[Raw data Boundary: Start]

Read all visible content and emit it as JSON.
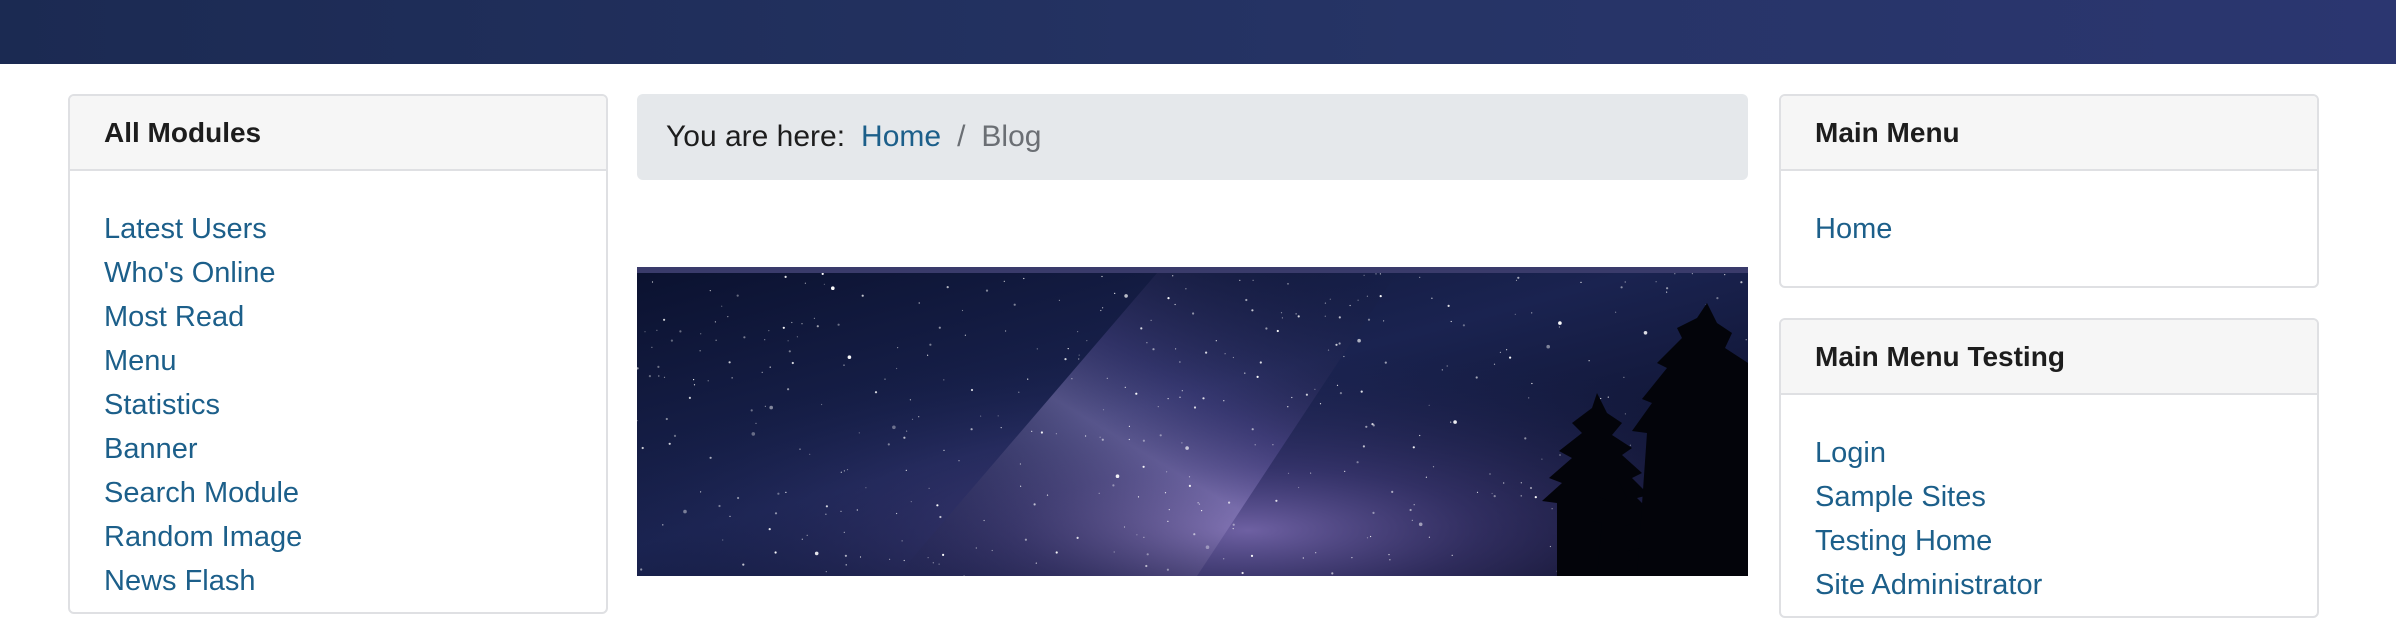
{
  "left_panel": {
    "title": "All Modules",
    "items": [
      {
        "label": "Latest Users"
      },
      {
        "label": "Who's Online"
      },
      {
        "label": "Most Read"
      },
      {
        "label": "Menu"
      },
      {
        "label": "Statistics"
      },
      {
        "label": "Banner"
      },
      {
        "label": "Search Module"
      },
      {
        "label": "Random Image"
      },
      {
        "label": "News Flash"
      }
    ]
  },
  "breadcrumb": {
    "prefix": "You are here:",
    "home": "Home",
    "separator": "/",
    "current": "Blog"
  },
  "hero_image": {
    "subject": "starry-night-milky-way-with-trees"
  },
  "right_panel_main": {
    "title": "Main Menu",
    "items": [
      {
        "label": "Home"
      }
    ]
  },
  "right_panel_testing": {
    "title": "Main Menu Testing",
    "items": [
      {
        "label": "Login"
      },
      {
        "label": "Sample Sites"
      },
      {
        "label": "Testing Home"
      },
      {
        "label": "Site Administrator"
      }
    ]
  },
  "colors": {
    "topbar": "#263466",
    "link": "#1c5f8a",
    "breadcrumb_bg": "#e5e8eb"
  }
}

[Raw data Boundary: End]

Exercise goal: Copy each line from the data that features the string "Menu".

Reply to the exercise:
        "label": "Menu"
    "title": "Main Menu",
    "title": "Main Menu Testing",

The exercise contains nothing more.